The Ministry of Defence has been forced to apologise after army families were left enduring the “unacceptable” standards of housing contractors who were given management deals worth £650m six months ago.
The contracts had been lauded by the defence minister Leo Docherty in April but a letter was sent to families last week admitting to multiple failures amid claims of squalid and even dangerous accommodation.
Complaints posted on public forums such as Facebook included holes in the exterior walls of the bedrooms of children, front doors without locks and unattended water leaks and cases of mould.
The contracts covering 49,000 homes were supposed to bring an end to decades of sub-standard living conditions said to be driving people out of the service.
David Bowden, the director of accommodation of the MoD’s defence infrastructure organisation (DIO), wrote to families on Wednesday admitting they were being failed despite government promises.
“I want to apologise to you for the unacceptable levels of service you have received under the new accommodation contracts and for the disruption and inconvenience these failures have caused you,” Bowden wrote. “These contracts were designed firmly with families in mind and will deliver significant benefits for families. However, it is clear that the service you have received so far is well below what you have a right to expect.”
Bowden suggested in his letter that soldiers and their families were arriving in homes that were not ready for them and that response times for maintenance appointments were being missed. Complaints were not being dealt with quickly and repair jobs were being drawn out.
The development highlights the discrepancy between praise for the armed services during the Queen’s funeral and the low standards of care army families are often forced to endure.

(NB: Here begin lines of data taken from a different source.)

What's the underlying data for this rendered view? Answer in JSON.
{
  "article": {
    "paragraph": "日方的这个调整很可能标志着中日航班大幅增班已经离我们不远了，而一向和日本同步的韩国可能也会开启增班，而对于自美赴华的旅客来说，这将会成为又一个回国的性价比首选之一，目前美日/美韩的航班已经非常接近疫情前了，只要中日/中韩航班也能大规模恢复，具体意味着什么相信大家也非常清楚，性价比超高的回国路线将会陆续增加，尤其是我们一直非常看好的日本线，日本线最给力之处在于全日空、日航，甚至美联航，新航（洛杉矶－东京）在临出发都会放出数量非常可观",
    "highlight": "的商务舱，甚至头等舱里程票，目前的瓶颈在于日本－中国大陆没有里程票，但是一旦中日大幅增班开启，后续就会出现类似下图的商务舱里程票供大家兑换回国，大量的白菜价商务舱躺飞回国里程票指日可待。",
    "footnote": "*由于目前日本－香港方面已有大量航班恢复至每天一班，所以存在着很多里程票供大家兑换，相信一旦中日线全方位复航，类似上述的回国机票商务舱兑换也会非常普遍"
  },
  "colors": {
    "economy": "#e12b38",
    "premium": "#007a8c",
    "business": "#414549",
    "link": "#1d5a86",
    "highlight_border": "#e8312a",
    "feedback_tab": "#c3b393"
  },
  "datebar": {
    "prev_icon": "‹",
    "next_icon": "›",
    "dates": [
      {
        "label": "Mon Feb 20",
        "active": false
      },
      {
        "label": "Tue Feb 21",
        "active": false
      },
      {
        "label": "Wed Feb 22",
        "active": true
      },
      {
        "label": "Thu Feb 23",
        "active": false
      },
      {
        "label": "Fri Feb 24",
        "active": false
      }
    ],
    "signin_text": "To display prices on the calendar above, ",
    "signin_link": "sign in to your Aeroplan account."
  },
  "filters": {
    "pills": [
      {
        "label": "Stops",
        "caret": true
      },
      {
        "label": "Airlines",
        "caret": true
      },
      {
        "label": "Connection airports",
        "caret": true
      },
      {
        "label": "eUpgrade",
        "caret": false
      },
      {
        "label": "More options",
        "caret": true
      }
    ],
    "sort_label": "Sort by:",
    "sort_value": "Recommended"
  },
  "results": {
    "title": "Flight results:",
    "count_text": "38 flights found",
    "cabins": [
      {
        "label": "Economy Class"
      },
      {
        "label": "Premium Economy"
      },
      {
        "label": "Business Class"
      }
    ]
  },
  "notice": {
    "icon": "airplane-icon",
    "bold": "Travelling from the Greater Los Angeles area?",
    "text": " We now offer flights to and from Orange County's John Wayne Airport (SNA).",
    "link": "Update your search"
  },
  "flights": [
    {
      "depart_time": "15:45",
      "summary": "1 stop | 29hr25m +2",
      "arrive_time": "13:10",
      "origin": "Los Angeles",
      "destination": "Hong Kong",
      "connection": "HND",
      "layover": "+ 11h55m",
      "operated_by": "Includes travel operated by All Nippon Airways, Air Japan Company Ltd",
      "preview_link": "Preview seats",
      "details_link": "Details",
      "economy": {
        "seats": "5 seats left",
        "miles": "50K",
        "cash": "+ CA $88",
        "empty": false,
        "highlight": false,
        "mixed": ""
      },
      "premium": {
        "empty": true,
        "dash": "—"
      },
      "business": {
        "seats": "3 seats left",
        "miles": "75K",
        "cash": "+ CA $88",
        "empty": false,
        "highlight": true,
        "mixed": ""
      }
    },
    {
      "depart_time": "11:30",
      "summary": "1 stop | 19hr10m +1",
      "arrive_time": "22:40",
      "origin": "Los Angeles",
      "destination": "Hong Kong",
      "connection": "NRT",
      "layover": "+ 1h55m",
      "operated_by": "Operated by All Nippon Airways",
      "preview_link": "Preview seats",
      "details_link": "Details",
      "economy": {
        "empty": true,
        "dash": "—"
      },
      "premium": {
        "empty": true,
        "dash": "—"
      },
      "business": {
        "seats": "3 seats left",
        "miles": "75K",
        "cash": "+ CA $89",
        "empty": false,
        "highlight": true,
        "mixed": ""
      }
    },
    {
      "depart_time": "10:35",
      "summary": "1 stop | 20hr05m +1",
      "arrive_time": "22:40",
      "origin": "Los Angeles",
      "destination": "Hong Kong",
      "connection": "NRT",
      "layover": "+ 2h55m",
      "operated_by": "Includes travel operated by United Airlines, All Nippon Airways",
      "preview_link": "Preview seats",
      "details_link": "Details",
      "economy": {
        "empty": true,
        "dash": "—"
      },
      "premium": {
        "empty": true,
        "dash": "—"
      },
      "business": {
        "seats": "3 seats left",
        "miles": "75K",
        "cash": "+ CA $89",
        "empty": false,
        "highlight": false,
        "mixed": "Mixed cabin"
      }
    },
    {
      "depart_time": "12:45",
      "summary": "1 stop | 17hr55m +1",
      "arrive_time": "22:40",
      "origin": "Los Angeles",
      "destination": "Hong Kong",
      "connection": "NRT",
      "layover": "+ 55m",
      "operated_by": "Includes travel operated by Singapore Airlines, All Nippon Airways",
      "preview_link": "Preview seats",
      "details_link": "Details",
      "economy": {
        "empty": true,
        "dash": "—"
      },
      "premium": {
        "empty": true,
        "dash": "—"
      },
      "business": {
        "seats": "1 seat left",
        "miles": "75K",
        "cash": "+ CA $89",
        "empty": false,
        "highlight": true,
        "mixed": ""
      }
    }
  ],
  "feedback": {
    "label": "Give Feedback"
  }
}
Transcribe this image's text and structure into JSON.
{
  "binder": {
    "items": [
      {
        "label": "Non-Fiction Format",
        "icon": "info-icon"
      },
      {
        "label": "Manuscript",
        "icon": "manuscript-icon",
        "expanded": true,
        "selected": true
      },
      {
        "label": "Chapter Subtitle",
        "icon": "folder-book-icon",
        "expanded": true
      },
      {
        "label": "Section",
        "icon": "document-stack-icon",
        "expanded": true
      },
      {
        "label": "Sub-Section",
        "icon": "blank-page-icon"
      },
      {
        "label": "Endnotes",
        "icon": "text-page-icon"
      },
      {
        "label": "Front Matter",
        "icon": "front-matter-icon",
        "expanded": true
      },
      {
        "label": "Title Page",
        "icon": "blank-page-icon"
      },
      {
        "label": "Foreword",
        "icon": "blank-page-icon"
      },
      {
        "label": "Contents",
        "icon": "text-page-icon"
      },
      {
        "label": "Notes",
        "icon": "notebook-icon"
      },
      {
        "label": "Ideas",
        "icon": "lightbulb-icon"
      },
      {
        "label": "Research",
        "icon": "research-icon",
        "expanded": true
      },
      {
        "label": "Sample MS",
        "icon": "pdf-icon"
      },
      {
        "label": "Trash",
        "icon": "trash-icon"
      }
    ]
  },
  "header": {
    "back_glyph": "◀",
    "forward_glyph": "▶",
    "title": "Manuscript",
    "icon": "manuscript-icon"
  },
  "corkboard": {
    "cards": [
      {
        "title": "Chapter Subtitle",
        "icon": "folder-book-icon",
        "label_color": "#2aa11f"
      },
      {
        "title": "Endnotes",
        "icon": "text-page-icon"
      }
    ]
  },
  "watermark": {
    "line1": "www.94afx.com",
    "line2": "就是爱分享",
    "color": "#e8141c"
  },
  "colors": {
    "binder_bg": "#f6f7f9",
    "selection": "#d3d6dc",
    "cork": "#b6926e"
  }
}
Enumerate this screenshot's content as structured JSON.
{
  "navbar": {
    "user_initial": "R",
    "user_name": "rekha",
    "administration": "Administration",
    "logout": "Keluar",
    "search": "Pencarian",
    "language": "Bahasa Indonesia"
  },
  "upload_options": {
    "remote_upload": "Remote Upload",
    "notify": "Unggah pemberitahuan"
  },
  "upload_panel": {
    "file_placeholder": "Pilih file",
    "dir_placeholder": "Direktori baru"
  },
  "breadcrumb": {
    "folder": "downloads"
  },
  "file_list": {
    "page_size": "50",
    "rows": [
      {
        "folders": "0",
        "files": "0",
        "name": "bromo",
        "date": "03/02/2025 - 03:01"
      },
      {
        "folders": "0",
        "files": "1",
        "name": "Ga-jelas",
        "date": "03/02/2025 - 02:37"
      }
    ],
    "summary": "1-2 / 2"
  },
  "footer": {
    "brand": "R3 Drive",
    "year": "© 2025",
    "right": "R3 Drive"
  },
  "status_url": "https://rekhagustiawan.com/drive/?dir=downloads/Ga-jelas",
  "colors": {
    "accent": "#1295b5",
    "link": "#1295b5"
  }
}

The state of the accommodation for the armed services has long been an issue of concern, exacerbated by a decision by the Conservative defence secretary Michael Portillo 26 years ago that has left the government paying for the upkeep of MoD properties but unable to exploit the increase in their value.
In 1996, the MoD sold 57,400 properties used by soldiers to Annington Homes, a company now owned by the billionaire Guy Hands, for £1.7bn and then leased them back at a discount over a 200-year lease.
In 2018, the National Audit Office said the deal had cost the taxpayer up to £4.6bn due to the huge increase in the value of the property sold. The UK government is looking to take back ownership.
The main £144m national management contract for housing allocations, repairs and maintenance was awarded to Pinnacle Group last year. It is responsible for providing a single point of contact for families.
The company’s chief executive is Peregrine Lloyd, a former City fund manager who moved into the outsourcing sector in the 1990s. The company’s accounts record Pinnacle’s highest paid director, who is not named, as earning £320,000 in 2021, up from £291,000 the previous year.
The year ending March 2022 was said in the company’s accounts to be a “landmark”, with budget targets exceeded and agreement on the government contract reached in what was described as a “significant step forward” for the firm.
Regional maintenance contracts worth £506m were also handed to Amey Community and Vivo Defence under Pinnacle. The defence arm of Amey was previously run by Amanda Fisher, who boasted on becoming chief executive of the parent company in 2021 of making it profitable. The highest paid director at Amey earned £732,000 in 2000 before Fisher took the top job.
Vivo Defence, a 50/50 partnership between contractor Serco and the facilities management company Equans, is yet to file accounts.
Collette Musgrave, the chief executive of the Army Families Federation, which represents the interests of those in the armed forces, said: “We recognise that the poor level of service is incredibly disappointing and frustrating for army families. We have been raising their concerns at the highest levels to push for rapid and significant improvements.
“DIO may now have officially recognised the issues we have been flagging to them, but what families want to see is real and immediate improvements that deliver the service they were promised, and give them confidence that their homes are safe and secure. We hope that this acknowledgement is a first step in that direction.”
In a joint statement, Pinnacle, Amey and Vivo Defence apologised for the levels of service. They said: “The new FDIS contracts are large and complex with service delivery spread among three Defence Infrastructure Organisation supplier partners.
“Over the last six months we have been working hard with DIO to mobilise the contracts. Core to this is putting armed forces families first and ensuring a reliable service for personnel.
“We know that the transition period is taking longer than anticipated and that some families have not received the experience they deserve. We are sorry about this, and we are working hard to deliver the service standards to which we all aspire.”